Microsoft shares fall, warns security patches can slow some devices
Microsoft shares moved lower Tuesday, as the global tech firm warned the performance of some tech devices is being adversely affected by the patches it has created to mitigate the security flaws discovered in numerous processing chips.
Microsoft shares ended the US trading session 0.07% lower at $88.22. Chipmaker shares also declined:
- Intel shares slid 2.5% to $43.62.
- AMD shares closed 3.75% lower at $11.82.
- Shares in Arm Holdings owner Softbank, meanwhile, ended 0.50% lower in the early Wednesday Asian trading session.
Older chips, laptops fare the worst
In a blog post, Microsoft said that of the 45 Microsoft versions it currently supports, it has issued patches for 41 of them.
However, while there has been only minimal performance impact on the newer versions of Microsoft running on newer laptops with the latest model of processing chips, older versions and models aren’t faring so well.
“Windows Server on any silicon, especially in any IO-intensive application, shows a more significant performance impact when you enable the mitigations to isolate untrusted code within a Windows Server instance,” said Windows and Devices Group Executive Vice President, Terry Myerson.

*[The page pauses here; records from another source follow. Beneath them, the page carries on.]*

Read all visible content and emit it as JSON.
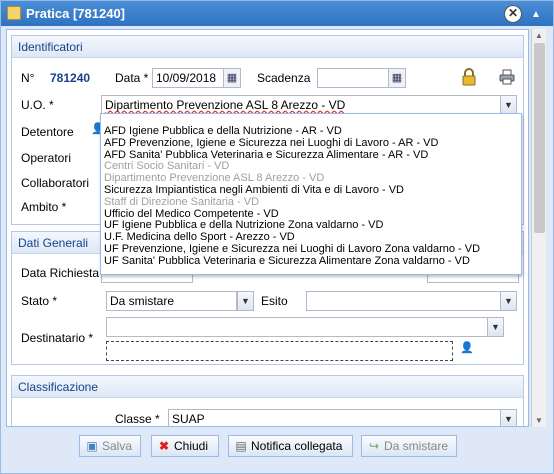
{
  "window": {
    "title": "Pratica [781240]"
  },
  "identificatori": {
    "header": "Identificatori",
    "numero_label": "N°",
    "numero_value": "781240",
    "data_label": "Data *",
    "data_value": "10/09/2018",
    "scadenza_label": "Scadenza",
    "scadenza_value": "",
    "uo_label": "U.O. *",
    "uo_value": "Dipartimento Prevenzione ASL 8 Arezzo - VD",
    "detentore_label": "Detentore",
    "operatori_label": "Operatori",
    "collaboratori_label": "Collaboratori",
    "ambito_label": "Ambito *"
  },
  "uo_dropdown": {
    "items": [
      {
        "label": "AFD Igiene Pubblica e della Nutrizione - AR - VD",
        "disabled": false
      },
      {
        "label": "AFD Prevenzione, Igiene e Sicurezza nei Luoghi di Lavoro - AR - VD",
        "disabled": false
      },
      {
        "label": "AFD Sanita' Pubblica Veterinaria e Sicurezza Alimentare - AR - VD",
        "disabled": false
      },
      {
        "label": "Centri Socio Sanitari - VD",
        "disabled": true
      },
      {
        "label": "Dipartimento Prevenzione ASL 8 Arezzo - VD",
        "disabled": true
      },
      {
        "label": "Sicurezza Impiantistica negli Ambienti di Vita e di Lavoro - VD",
        "disabled": false
      },
      {
        "label": "Staff di Direzione Sanitaria - VD",
        "disabled": true
      },
      {
        "label": "Ufficio del Medico Competente - VD",
        "disabled": false
      },
      {
        "label": "UF Igiene Pubblica e della Nutrizione Zona valdarno - VD",
        "disabled": false
      },
      {
        "label": "U.F. Medicina dello Sport - Arezzo - VD",
        "disabled": false
      },
      {
        "label": "UF Prevenzione, Igiene e Sicurezza nei Luoghi di Lavoro Zona valdarno - VD",
        "disabled": false
      },
      {
        "label": "UF Sanita' Pubblica Veterinaria e Sicurezza Alimentare Zona valdarno - VD",
        "disabled": false
      }
    ]
  },
  "dati_generali": {
    "header": "Dati Generali",
    "data_richiesta_label": "Data Richiesta",
    "stato_label": "Stato *",
    "stato_value": "Da smistare",
    "esito_label": "Esito",
    "esito_value": "",
    "destinatario_label": "Destinatario *"
  },
  "classificazione": {
    "header": "Classificazione",
    "classe_label": "Classe *",
    "classe_value": "SUAP"
  },
  "footer": {
    "salva": "Salva",
    "chiudi": "Chiudi",
    "notifica": "Notifica collegata",
    "smistare": "Da smistare"
  }
}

He adds that this means users of these types of devices must carefully asses the trade off between the slower performance induced by the patch and the security risk left open, without it.
Myerson also said the tech industry is continuing to work together, to help protect users’ personal and sensitive data, in a way that has less impact on the performance of older devices.
Intel re-iterates minimal performance impact from updates
While Microsoft has listed the situations in which its security patches are having a notable impact on users’ experiences, Intel issued a release Tuesday, stating that any impact should only be minimal.
“Based on our most recent PC benchmarking, we continue to expect that the performance impact should not be significant for average computer users,” Intel said.
“This means the typical home and business PC user should not see significant slowdowns in common tasks such as reading email, writing a document or accessing digital photos,” the chipmaker added.